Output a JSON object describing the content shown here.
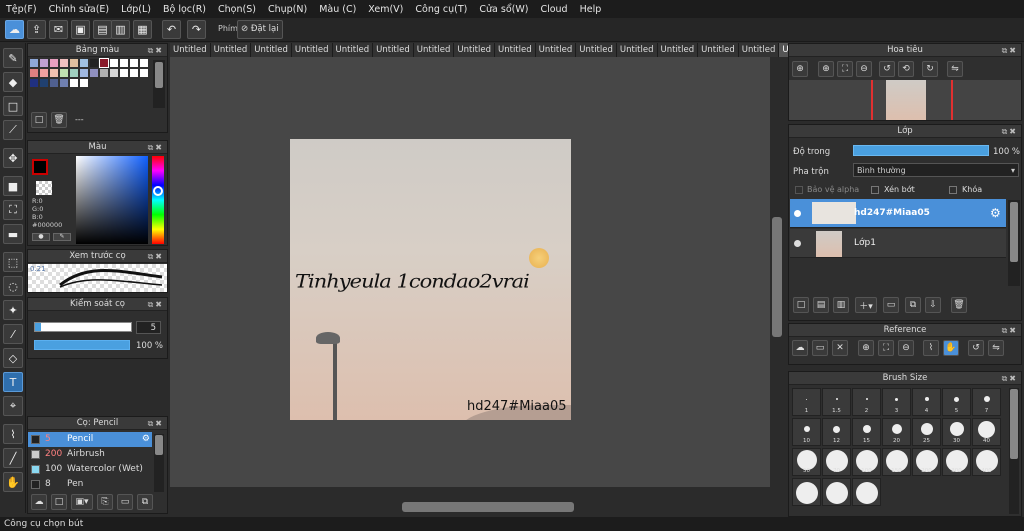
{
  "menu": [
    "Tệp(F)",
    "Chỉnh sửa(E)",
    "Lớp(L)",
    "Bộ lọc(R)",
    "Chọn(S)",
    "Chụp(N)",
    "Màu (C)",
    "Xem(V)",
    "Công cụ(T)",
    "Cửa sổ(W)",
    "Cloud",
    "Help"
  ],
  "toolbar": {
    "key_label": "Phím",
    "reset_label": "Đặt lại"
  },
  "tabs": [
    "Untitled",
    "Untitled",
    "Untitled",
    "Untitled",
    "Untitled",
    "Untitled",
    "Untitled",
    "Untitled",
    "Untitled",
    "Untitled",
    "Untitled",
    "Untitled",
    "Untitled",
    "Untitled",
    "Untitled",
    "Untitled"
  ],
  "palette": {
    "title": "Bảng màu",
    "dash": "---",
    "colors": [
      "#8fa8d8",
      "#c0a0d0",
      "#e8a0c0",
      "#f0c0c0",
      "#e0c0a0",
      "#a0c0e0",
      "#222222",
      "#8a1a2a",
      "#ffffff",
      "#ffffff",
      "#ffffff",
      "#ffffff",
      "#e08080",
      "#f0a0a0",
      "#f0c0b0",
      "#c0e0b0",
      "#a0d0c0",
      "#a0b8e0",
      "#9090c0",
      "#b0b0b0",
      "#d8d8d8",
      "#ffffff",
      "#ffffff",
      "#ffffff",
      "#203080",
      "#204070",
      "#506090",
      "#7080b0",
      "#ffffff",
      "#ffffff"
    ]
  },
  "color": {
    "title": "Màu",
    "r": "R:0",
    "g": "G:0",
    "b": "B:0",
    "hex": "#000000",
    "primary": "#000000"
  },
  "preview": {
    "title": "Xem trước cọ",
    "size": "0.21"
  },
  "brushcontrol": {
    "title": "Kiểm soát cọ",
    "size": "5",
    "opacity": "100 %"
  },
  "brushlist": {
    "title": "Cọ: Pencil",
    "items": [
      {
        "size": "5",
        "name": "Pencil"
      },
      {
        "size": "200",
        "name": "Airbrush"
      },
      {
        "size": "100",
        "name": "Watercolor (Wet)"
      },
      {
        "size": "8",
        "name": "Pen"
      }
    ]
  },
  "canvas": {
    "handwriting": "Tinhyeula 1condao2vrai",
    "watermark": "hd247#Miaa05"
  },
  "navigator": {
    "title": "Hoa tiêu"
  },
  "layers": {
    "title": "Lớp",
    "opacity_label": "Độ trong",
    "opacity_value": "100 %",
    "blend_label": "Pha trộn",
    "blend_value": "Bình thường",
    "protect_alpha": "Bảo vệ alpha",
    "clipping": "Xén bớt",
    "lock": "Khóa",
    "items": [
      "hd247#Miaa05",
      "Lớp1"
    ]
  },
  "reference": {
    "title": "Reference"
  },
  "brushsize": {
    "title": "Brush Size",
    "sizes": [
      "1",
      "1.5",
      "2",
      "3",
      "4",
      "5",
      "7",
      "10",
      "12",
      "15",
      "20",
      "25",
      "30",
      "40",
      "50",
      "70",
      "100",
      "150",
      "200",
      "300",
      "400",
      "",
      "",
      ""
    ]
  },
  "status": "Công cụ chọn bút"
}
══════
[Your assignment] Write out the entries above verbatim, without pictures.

[Response to the exercise]
Output a JSON object describing the content shown here.
{
  "menu": [
    "Tệp(F)",
    "Chỉnh sửa(E)",
    "Lớp(L)",
    "Bộ lọc(R)",
    "Chọn(S)",
    "Chụp(N)",
    "Màu (C)",
    "Xem(V)",
    "Công cụ(T)",
    "Cửa sổ(W)",
    "Cloud",
    "Help"
  ],
  "toolbar": {
    "key_label": "Phím",
    "reset_label": "Đặt lại"
  },
  "tabs": [
    "Untitled",
    "Untitled",
    "Untitled",
    "Untitled",
    "Untitled",
    "Untitled",
    "Untitled",
    "Untitled",
    "Untitled",
    "Untitled",
    "Untitled",
    "Untitled",
    "Untitled",
    "Untitled",
    "Untitled",
    "Untitled"
  ],
  "palette": {
    "title": "Bảng màu",
    "dash": "---",
    "colors": [
      "#8fa8d8",
      "#c0a0d0",
      "#e8a0c0",
      "#f0c0c0",
      "#e0c0a0",
      "#a0c0e0",
      "#222222",
      "#8a1a2a",
      "#ffffff",
      "#ffffff",
      "#ffffff",
      "#ffffff",
      "#e08080",
      "#f0a0a0",
      "#f0c0b0",
      "#c0e0b0",
      "#a0d0c0",
      "#a0b8e0",
      "#9090c0",
      "#b0b0b0",
      "#d8d8d8",
      "#ffffff",
      "#ffffff",
      "#ffffff",
      "#203080",
      "#204070",
      "#506090",
      "#7080b0",
      "#ffffff",
      "#ffffff"
    ]
  },
  "color": {
    "title": "Màu",
    "r": "R:0",
    "g": "G:0",
    "b": "B:0",
    "hex": "#000000",
    "primary": "#000000"
  },
  "preview": {
    "title": "Xem trước cọ",
    "size": "0.21"
  },
  "brushcontrol": {
    "title": "Kiểm soát cọ",
    "size": "5",
    "opacity": "100 %"
  },
  "brushlist": {
    "title": "Cọ: Pencil",
    "items": [
      {
        "size": "5",
        "name": "Pencil"
      },
      {
        "size": "200",
        "name": "Airbrush"
      },
      {
        "size": "100",
        "name": "Watercolor (Wet)"
      },
      {
        "size": "8",
        "name": "Pen"
      }
    ]
  },
  "canvas": {
    "handwriting": "Tinhyeula 1condao2vrai",
    "watermark": "hd247#Miaa05"
  },
  "navigator": {
    "title": "Hoa tiêu"
  },
  "layers": {
    "title": "Lớp",
    "opacity_label": "Độ trong",
    "opacity_value": "100 %",
    "blend_label": "Pha trộn",
    "blend_value": "Bình thường",
    "protect_alpha": "Bảo vệ alpha",
    "clipping": "Xén bớt",
    "lock": "Khóa",
    "items": [
      "hd247#Miaa05",
      "Lớp1"
    ]
  },
  "reference": {
    "title": "Reference"
  },
  "brushsize": {
    "title": "Brush Size",
    "sizes": [
      "1",
      "1.5",
      "2",
      "3",
      "4",
      "5",
      "7",
      "10",
      "12",
      "15",
      "20",
      "25",
      "30",
      "40",
      "50",
      "70",
      "100",
      "150",
      "200",
      "300",
      "400",
      "",
      "",
      ""
    ]
  },
  "status": "Công cụ chọn bút"
}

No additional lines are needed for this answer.